• [About this exercise]:
Whenever a line in the records below contains "Productivity", pick it out.

• [Data under study]:
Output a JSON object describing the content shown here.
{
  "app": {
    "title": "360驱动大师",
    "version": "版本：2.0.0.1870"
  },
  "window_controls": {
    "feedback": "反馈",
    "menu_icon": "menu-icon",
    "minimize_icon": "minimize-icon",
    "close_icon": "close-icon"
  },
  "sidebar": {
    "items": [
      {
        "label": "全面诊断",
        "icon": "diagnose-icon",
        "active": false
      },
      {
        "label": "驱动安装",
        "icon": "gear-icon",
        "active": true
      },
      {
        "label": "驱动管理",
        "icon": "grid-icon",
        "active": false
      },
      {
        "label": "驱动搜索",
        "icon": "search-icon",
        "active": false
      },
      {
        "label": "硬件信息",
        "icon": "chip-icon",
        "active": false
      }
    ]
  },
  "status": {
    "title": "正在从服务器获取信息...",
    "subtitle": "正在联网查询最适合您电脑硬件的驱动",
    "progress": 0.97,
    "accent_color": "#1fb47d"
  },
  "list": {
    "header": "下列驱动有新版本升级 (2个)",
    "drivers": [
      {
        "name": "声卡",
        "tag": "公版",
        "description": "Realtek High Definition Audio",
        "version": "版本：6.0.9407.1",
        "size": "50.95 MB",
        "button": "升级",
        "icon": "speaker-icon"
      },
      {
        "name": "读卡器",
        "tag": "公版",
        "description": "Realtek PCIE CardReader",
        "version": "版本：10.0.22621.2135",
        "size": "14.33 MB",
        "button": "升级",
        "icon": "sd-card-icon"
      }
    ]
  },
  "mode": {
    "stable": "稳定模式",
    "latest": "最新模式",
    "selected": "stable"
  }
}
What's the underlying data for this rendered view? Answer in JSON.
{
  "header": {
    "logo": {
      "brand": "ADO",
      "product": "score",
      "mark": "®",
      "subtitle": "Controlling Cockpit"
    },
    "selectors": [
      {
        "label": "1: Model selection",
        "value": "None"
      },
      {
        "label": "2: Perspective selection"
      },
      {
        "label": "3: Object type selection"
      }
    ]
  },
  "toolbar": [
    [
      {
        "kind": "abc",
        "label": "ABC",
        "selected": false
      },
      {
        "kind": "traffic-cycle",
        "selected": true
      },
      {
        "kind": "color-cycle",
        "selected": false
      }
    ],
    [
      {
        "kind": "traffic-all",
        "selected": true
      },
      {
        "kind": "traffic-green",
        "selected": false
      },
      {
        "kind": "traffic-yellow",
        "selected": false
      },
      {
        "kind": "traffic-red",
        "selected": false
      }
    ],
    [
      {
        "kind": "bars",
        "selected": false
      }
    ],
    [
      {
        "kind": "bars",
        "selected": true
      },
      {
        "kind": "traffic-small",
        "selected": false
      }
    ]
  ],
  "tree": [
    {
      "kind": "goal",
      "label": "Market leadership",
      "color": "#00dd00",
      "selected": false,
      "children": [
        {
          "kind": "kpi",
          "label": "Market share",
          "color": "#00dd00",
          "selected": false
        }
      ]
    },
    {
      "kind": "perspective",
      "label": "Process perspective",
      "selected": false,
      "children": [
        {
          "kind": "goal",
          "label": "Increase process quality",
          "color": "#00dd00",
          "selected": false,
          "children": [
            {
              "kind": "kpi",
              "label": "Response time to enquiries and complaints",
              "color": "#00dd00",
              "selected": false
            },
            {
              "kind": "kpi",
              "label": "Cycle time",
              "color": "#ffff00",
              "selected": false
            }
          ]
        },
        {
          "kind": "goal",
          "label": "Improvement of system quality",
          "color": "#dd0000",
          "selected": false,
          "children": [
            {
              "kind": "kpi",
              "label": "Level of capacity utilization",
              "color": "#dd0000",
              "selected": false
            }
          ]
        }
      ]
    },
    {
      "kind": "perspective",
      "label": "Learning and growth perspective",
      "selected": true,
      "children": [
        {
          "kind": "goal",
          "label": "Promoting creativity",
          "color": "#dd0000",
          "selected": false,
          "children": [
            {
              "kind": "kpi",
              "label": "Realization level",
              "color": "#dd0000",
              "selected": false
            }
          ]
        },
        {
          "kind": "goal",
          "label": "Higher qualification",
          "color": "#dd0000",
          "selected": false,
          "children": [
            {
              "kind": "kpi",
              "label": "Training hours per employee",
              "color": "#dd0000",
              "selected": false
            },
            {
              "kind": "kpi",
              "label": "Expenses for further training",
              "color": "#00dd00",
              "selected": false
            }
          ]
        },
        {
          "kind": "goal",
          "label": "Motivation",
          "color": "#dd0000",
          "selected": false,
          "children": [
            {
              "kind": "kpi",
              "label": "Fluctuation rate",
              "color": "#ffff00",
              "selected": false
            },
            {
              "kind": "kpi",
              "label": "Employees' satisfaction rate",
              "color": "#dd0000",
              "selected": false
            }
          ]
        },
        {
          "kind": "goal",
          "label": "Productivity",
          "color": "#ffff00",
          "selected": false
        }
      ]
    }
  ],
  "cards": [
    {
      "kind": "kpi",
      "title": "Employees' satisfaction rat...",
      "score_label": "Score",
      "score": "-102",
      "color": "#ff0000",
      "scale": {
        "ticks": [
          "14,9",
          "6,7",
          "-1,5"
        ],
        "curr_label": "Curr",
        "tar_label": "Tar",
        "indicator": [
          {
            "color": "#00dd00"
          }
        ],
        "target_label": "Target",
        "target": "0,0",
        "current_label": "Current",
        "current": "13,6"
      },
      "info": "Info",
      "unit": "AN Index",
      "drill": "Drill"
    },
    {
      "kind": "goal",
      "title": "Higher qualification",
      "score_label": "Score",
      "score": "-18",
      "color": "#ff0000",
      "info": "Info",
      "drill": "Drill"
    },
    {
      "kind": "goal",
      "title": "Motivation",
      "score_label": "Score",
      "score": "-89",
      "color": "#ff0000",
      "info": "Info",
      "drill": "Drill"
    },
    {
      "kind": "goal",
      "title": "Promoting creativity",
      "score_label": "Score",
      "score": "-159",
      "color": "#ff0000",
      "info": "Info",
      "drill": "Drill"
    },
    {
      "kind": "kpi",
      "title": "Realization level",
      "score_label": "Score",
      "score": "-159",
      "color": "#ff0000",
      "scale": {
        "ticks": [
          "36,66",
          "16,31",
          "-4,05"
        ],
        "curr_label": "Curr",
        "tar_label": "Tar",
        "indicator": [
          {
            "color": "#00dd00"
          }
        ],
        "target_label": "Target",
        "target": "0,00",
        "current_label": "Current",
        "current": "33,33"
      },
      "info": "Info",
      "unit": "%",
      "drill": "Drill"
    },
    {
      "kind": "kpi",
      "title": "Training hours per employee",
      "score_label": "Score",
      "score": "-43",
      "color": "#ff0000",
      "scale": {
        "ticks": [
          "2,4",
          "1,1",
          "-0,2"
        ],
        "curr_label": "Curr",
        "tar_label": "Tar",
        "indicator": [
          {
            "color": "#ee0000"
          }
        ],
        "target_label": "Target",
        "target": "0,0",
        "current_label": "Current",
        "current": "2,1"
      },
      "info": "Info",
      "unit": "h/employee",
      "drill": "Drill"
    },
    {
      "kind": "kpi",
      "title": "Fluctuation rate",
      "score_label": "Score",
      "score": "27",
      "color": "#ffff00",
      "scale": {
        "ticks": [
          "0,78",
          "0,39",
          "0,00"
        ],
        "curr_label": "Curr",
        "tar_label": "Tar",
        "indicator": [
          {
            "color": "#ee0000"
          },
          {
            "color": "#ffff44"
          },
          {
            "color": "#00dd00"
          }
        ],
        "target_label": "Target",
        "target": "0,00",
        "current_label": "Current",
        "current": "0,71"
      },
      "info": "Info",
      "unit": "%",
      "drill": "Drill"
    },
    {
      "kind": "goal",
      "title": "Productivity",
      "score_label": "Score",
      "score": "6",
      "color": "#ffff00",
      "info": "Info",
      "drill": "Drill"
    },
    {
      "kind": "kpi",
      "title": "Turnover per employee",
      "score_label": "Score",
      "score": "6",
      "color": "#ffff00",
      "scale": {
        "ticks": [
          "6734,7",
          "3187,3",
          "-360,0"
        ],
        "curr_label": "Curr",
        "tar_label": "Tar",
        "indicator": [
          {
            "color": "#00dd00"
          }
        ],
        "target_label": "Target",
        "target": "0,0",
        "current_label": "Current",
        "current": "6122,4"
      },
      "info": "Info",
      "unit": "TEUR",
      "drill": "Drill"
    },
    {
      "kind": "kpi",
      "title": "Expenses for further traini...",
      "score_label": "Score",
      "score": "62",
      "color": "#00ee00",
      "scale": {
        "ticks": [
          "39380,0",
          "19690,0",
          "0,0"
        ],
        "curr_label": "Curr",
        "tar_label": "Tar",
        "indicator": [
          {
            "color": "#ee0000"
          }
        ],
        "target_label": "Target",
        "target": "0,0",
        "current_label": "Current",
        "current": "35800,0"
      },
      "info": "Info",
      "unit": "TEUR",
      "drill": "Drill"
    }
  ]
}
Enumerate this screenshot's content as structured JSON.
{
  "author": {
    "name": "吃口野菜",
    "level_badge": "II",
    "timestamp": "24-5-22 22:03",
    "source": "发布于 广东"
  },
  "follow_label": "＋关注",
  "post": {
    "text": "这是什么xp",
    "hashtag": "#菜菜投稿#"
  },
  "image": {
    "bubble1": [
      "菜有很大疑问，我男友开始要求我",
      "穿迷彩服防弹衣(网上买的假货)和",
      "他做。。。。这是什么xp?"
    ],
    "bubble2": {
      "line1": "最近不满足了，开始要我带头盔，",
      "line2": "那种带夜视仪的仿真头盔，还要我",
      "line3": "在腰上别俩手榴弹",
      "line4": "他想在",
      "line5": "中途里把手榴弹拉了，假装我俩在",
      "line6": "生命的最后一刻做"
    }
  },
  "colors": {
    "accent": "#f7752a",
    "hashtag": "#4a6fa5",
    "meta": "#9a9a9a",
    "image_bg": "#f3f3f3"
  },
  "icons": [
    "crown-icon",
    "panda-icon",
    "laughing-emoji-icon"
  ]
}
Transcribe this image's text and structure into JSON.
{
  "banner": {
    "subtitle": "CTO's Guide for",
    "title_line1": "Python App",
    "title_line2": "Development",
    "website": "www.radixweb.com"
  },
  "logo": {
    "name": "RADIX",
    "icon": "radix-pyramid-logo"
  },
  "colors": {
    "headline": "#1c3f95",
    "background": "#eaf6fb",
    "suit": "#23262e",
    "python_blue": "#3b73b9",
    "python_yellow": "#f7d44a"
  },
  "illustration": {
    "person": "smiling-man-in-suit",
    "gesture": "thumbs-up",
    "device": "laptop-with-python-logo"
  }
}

• [Problem solution]:
          "label": "Productivity",
      "title": "Productivity",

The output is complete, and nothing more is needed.